If you have not taken a John Gress workshop, you should. The workshop surpassed my expectations. John was very open, and readily answered questions about equipment, lights, lens selection, make-up, you name it. Every component of the session was hands on with the model, from styling to lighting to posing. On the first day, John went over various lighting set-ups. The set-ups were varied, and had something for each type of photographer. What a pleasant surprise when he did lighting typically used in maternity images. Also, he engaged participants by requesting suggested improvements to lighting set-ups. Like I mentioned, it was impossible not to be involved in the workshop. On the second day, participants provided images to replicate. This exercise turned out to be a fantastic learning experience as we got to watch how John ‘problem solved’ the image. I cannot say enough good things about John’s workshop. Well worth the experience.
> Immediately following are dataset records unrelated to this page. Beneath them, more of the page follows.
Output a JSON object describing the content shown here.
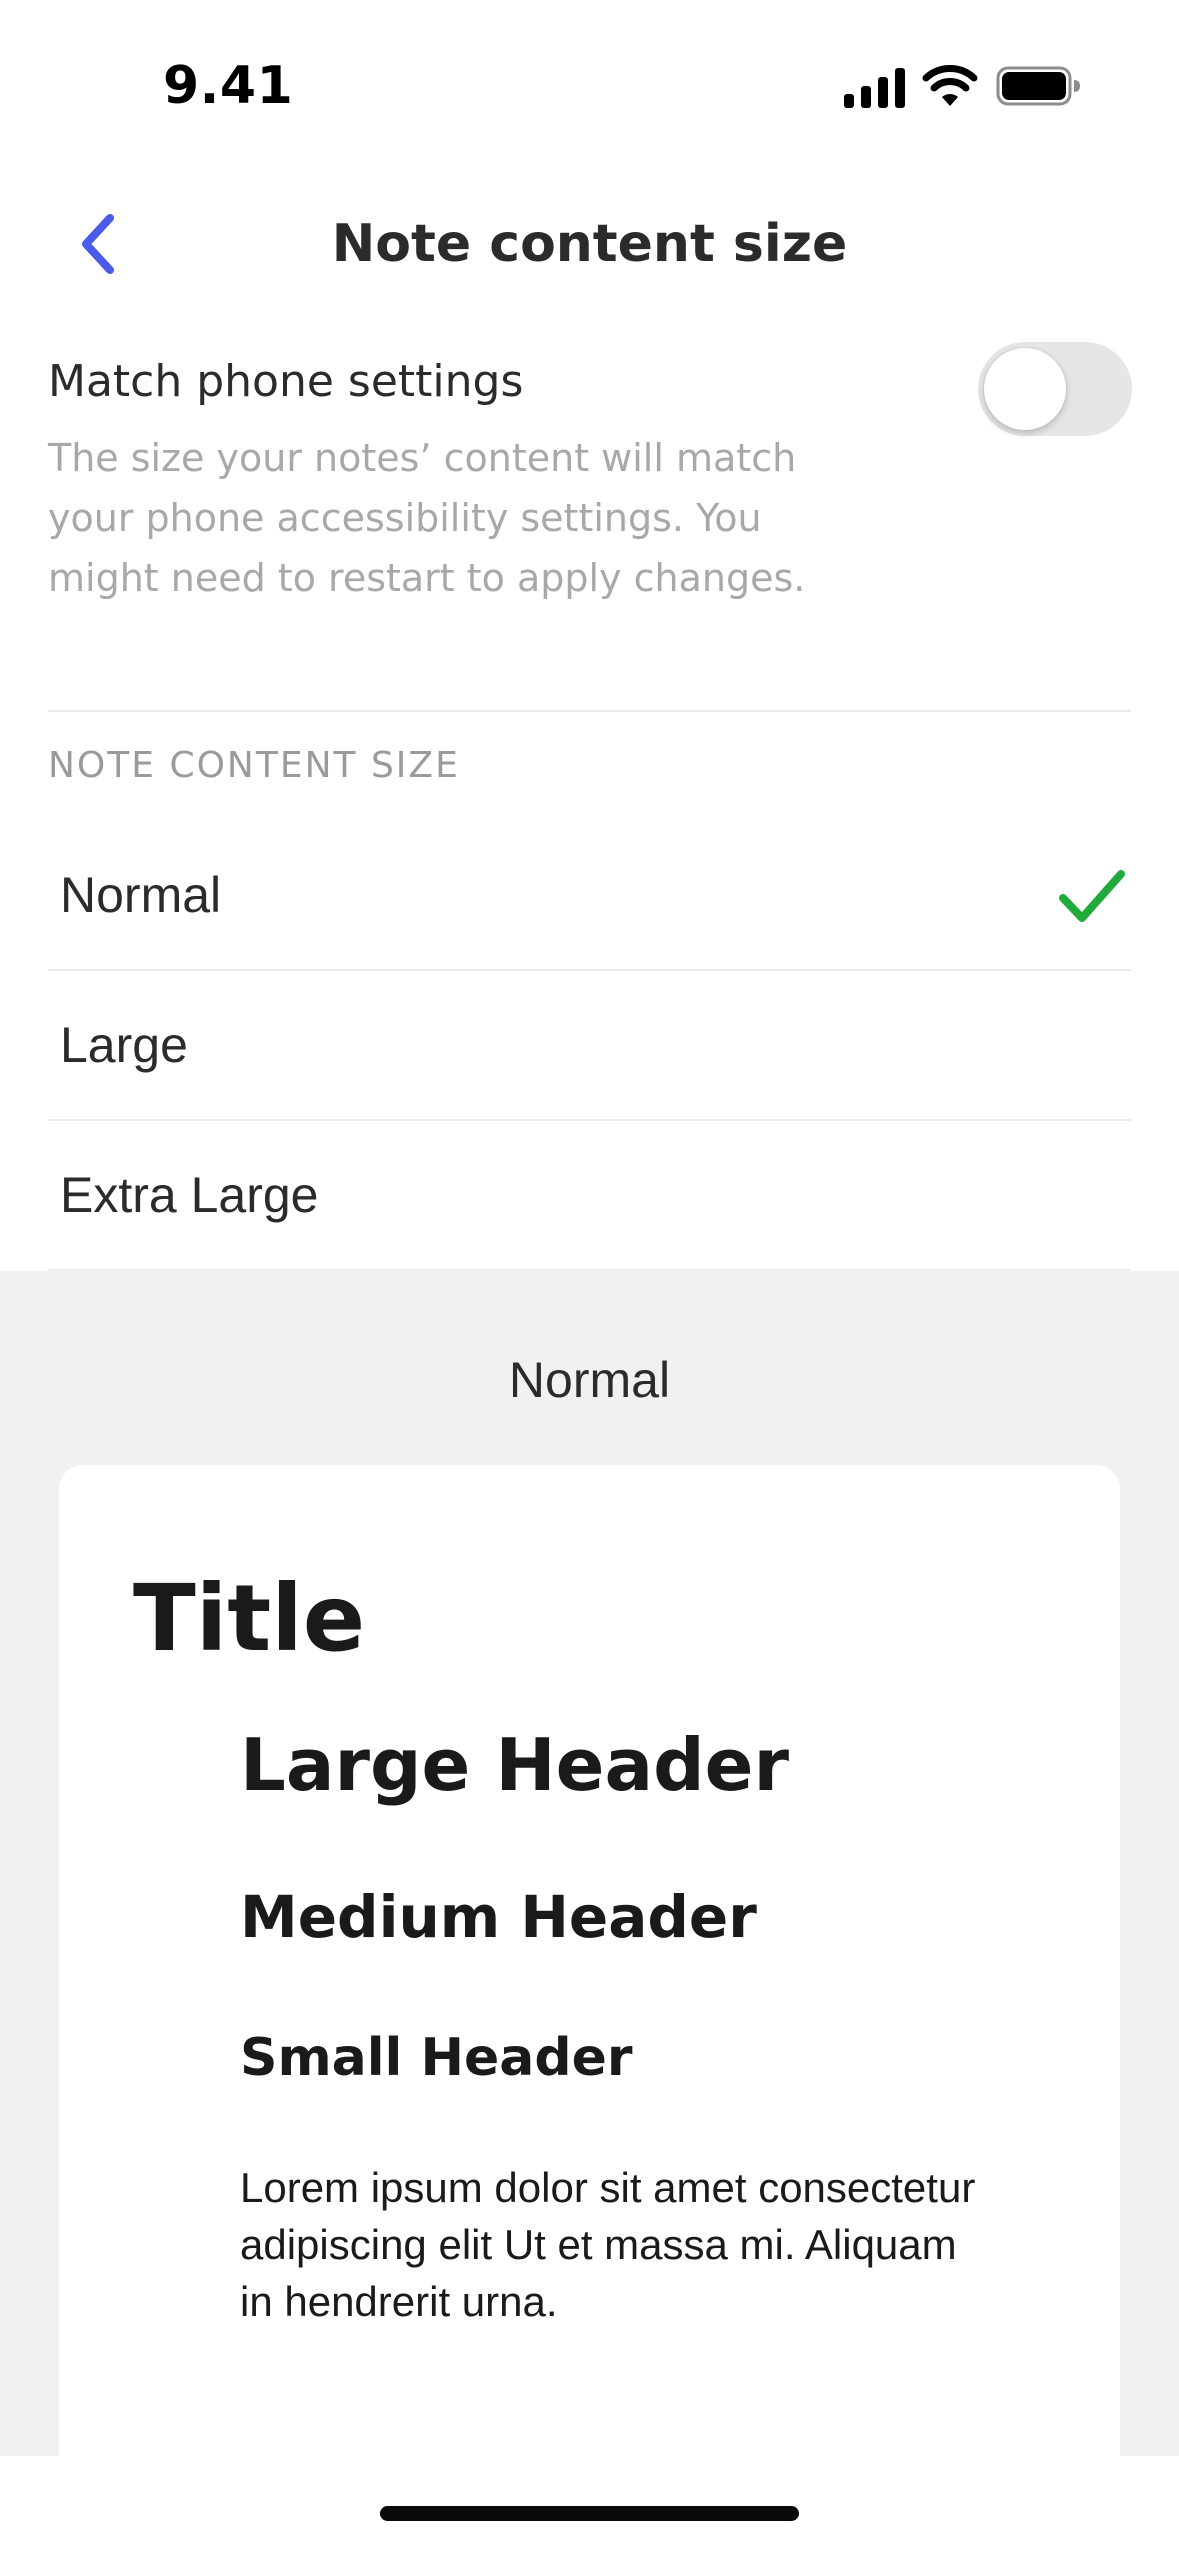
{
  "status_bar": {
    "time": "9.41",
    "icons": [
      "signal-icon",
      "wifi-icon",
      "battery-icon"
    ]
  },
  "nav": {
    "title": "Note content size",
    "back_icon": "chevron-left-icon"
  },
  "match_settings": {
    "title": "Match phone settings",
    "description": "The size your notes’ content will match your phone accessibility settings. You might need to restart to apply changes.",
    "toggle_on": false
  },
  "size_section": {
    "header": "NOTE CONTENT SIZE",
    "options": [
      {
        "label": "Normal",
        "selected": true
      },
      {
        "label": "Large",
        "selected": false
      },
      {
        "label": "Extra Large",
        "selected": false
      }
    ]
  },
  "preview": {
    "label": "Normal",
    "title": "Title",
    "large_header": "Large Header",
    "medium_header": "Medium Header",
    "small_header": "Small Header",
    "body": "Lorem ipsum dolor sit amet consectetur adipiscing elit Ut et massa mi. Aliquam in hendrerit urna."
  },
  "colors": {
    "accent": "#4a5be8",
    "check": "#1faa3a",
    "toggle_off": "#e6e6e6",
    "secondary_text": "#a8a8a8",
    "preview_bg": "#f1f1f1"
  }
}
As a photographer I’m always trying to improve my lighting techniques. I’ve watched countless YouTube videos and I have tried many photography educational platforms, but none has been as comprehensive as John Gress’s Lighting Workshop .
His workshops provides photographers with hands on and ongoing access to him as a mentor, while he instructs and guides you with lighting techniques to take your lighting skills to the next level.
He uses an instructional approach where he has the attendees deconstruct and recreate the scene using the techniques learned in the workshop,
I learned various different lighting techniques, that I have been putting into practice in my photography. I would encourage every photographer who is interested in a game changer with their photography skills to attend a John Gress Lighting Workshop. Simply put, this was one of the best investments I’ve made in my photography work, after John Gress Lighting Workshop, lighting can never be viewed the same again.
As a photographer, I’ve paid attention to light for years and learned, little by little, how to use it to take better pictures. But being able to recognize good light is a far cry from being able to create it, which is something I struggle with. Last weekend I got to spend a couple days learning from a photographer who has a true talent for making light do what he wants.
The experience was—sorry, I can’t help it—illuminating.
Instead of the sun, we worked with beauty dishes and octaboxes, hair lights and strip lights, v-flats and flags. It was a two-day workshop and we ran through at least a dozen lighting setups, working with different models on each day. On the second day the photographer, John Gress, asked each of us three students to envision and then execute a portrait of our own. This was mine.
My goal was to make a headshot of our model, using the light to accentuate his strong, angular jawline. With a little guidance, I created a four-light setup that produced—to my surprise—almost exactly the image I had in mind. For any lighting enthusiasts, we used three-foot strip lights behind the model on either side to create the edge light along his jaw and a third strip light directly above the camera as the main portrait light, which created a thin vertical band of light down the center of his face. We used a white card to lighten the shadows beneath his chin and a hairlight to create some separation from the dark background.
For anyone looking to improve their portrait lighting skills, I give a thumbs up to John Gress’ workshop. Thanks!